    HankRhody Freelance Philosopher
    @HankRhody

    I want to hear more about polymer chemistry. I’m only ninety seconds into the podcast, but I already know you won’t talk enough about polymer chemistry for my taste.

    • #1
  2. Bishop Wash Member
    Bishop Wash
    @BishopWash

    I recently heard her on Econ Talk and don’t remember if she went into polymer chemistry. There was a lot of fascinating information on turning plants into fabric.

    • #2
  3. HankRhody Freelance Philosopher Contributor
    HankRhody Freelance Philosopher
    @HankRhody

    Yeah, I gather the polymer chemistry setup was a gag at the start, but it went over poorly. You can’t promise a man polymer chemistry and then deliver textiles.

    Once I got over my disappointment the textiles part was pretty interesting.

    • #3
  4. KevinKrisher Coolidge
    KevinKrisher
    @KevinKrisher

    I love the podcast. Also GLOP. But Jonah … kitty litter?

    • #4
  5. GlennAmurgis Coolidge
    GlennAmurgis
    @GlennAmurgis

    This podcast was more interesting than I thought it would be. I have been a fan of Virginia from her reason days and her book “The Future and its Enemies”

    • #5
  6. Randy Weivoda Moderator
    Randy Weivoda
    @RandyWeivoda

    @seawriter has a review of her book.\

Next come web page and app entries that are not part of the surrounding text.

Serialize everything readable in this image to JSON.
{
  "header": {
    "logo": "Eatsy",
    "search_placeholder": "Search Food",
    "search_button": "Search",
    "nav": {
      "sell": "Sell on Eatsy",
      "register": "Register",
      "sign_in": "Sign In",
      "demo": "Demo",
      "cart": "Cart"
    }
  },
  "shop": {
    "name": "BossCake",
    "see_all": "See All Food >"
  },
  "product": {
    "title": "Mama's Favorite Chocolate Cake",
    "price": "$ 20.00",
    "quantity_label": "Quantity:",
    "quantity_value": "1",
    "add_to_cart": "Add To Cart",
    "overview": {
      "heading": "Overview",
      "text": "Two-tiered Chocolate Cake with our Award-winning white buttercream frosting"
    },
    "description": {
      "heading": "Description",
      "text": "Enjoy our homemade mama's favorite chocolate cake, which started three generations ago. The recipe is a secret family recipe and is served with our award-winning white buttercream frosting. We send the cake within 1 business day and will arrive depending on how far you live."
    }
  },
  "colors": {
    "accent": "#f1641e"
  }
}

    https://ricochet.com/839153/technology-knit-into-the-fabric-of-society/

    • #6